Report every line of the records below that includes the string "Receiving".

Entries taken from a collection:
• • • •

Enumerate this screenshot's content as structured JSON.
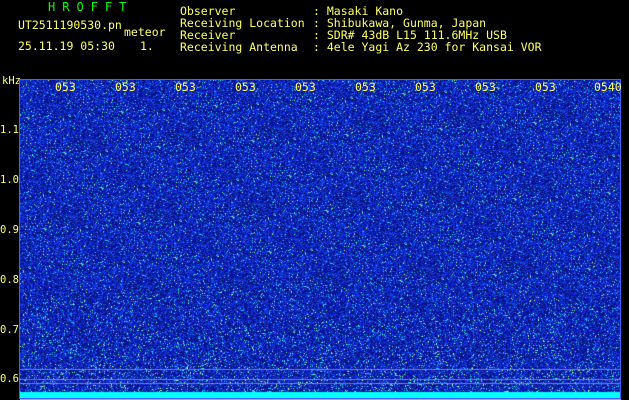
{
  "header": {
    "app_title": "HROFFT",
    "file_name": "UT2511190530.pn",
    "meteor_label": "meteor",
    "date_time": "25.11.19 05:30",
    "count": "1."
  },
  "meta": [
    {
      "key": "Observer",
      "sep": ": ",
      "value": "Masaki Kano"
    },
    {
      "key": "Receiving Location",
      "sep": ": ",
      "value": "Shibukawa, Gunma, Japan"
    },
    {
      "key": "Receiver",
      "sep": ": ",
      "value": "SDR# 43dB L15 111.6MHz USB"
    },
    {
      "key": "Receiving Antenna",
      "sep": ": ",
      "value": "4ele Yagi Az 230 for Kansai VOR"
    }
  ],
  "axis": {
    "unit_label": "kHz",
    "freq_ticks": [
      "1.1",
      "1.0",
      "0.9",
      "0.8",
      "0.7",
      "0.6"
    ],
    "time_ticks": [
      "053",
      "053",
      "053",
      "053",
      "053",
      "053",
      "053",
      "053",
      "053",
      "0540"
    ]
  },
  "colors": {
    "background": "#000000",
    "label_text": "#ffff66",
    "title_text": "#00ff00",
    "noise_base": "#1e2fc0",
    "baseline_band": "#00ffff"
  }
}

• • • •

Result:
      "key": "Receiving Location",
      "key": "Receiving Antenna",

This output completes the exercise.